Going Home

Happy Wife complained at the Starbucks this morning of having high interstitial fluid. (It’s the heat). I reminded her that her latte was a good diuretic. She proceeded to school me that diuresis (the reduction of interstitial fluid) is more involved than merely peeing out coffee.

“Sorry honey,” I said, “I got nothing.”

And so our day began.

One of those days you feel captive inside the airport hotel with few places to venture to on foot. Last night shortly after we arrived we crossed the gauntlet of traffic entering and exiting a major freeway and managed to find a decent Tex-Mex restaurant. We spotted the Starbucks next door. That was about it. Nothing else, really, except freeway and anonymous concrete as far as the eye could see. At least it beat hotel room-coffee and calling out for pizza.

Another few hours before we lift off for Portland. And then a couple more hours there before we lift off for the Greatland. Home after midnight.

But… But!  Eventually, on the pentultimate day of the tour, we found ourselves among the Bluebonnets

HW and I started the tour woefully out of shape. The last time I rode my road bike was probably September of last year. Longer still for HW. I think we were possibly the two youngest people on the tour, yet most days we came in last or near last. Not that there’s anything the least bit competitive about these tours, there isn’t, nobody really cares how fast or slow you are. But when people 10-12 years your senior finish the day a half hour or more before you, you do begin to wonder 1) how the hell they stay so fit, and 2) why they are not reaching for four ibuprofen the second they dismount their bikes.

By night we roamed Main Street in Fredericksburg in search of a decent place to eat. The city was originally settled by Germans in the late nineteenth century and so not surprisingly many restaurants feature German inspired fare. Somehow, though, schnitzel and potatoes over red cabbage doesn’t make the mouth water after 50 miles in the saddle in 82 degree heat. (I think we were also the only two on the tour to refer to an 82 degree day as hot). We tried a German restaraunt one night and the food was awful. The meat was absolutely flavorless, like it had been boiled in gray water. The noodles and fries were equally tasteless with the texture of wet cardboard. I added salt (a lot) to my (so-called) chicken-fried steak. No difference. All I tasted was salt. Which I have to admit was an improvement. A similar disaster played out on HW’s plate. To her credit she was brave enough to try the “blue cheese” dressing on her dinner salad (such as it was). Not me. The stuff came separate from the salad in a small plastic cup. Pretty typical, until you looked closely – small white curd-like clumps of who knows what sunk to the bottom of a milky-white oil substance. Whatever it was it looked to me like it had spoiled. The look on HW’s face after one mouthful indicated maybe it had. I hailed the waitress and asked that she bring us the ranch dressing instead.
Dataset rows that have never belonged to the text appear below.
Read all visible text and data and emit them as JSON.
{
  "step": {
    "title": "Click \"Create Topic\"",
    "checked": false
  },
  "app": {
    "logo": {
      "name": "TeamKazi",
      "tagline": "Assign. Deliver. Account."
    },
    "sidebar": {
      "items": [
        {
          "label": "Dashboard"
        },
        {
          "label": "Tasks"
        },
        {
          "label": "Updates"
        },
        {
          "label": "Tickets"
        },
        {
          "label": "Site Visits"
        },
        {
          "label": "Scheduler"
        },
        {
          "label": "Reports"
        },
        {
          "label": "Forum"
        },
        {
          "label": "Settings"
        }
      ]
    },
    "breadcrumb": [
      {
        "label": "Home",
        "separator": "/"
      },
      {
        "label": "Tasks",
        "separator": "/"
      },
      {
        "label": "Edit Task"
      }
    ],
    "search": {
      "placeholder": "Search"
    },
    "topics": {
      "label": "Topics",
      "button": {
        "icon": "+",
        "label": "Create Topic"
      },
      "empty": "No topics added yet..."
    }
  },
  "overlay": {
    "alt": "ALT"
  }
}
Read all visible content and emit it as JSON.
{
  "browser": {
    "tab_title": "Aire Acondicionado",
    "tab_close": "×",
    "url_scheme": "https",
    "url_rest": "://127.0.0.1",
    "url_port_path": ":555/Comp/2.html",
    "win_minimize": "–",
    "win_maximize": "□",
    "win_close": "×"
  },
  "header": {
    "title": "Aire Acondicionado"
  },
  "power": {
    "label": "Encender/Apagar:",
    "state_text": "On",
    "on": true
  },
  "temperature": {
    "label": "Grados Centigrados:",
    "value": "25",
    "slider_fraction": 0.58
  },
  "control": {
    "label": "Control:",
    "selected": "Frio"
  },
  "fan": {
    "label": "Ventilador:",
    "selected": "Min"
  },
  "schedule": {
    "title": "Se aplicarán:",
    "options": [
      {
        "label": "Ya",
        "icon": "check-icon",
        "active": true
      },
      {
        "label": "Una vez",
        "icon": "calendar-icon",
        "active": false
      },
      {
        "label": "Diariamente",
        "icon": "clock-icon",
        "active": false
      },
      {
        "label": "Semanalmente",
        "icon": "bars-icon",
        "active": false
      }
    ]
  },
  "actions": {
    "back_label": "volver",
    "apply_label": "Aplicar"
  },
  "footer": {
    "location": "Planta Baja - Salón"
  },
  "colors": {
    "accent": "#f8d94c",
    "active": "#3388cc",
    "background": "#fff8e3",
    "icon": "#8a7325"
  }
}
That, at least, was passable.

On our last day in Fredericksburg two women, at what came to be our favorite wine bar, where cowboys come to Tweet and drink Rose, turned us on to Ottos.

And Otto’s? OMG.  The venue ain’t much larger inside than the living room of a large house, but don’t let that fool ya.

For starters we shared the Foie Gras “BLT”

seared hudson valley foie gras, tomato jam, candied bacon, quail egg

HW’s entrée,  Duck Schnitzel

hand-breaded duck breast, spätzle, rotkohl, kirsch demi-glace, duck cracklins

Mine, locally-sourced Quail with potatoes voulere over broccoli

(special of the night so couldn’t find the fancy description online)

For dessert, a slice of sinfully delicious cheesecake with caramel drizzle and salted pecans

Better yet, one of the women at the wine bar who turned us on to Ottos called the restaraunt while we were eating to tell our waiter she wanted to pay for our drinks! Blown away we were by that Texas-sized generosity, I wanna tell ya’ll.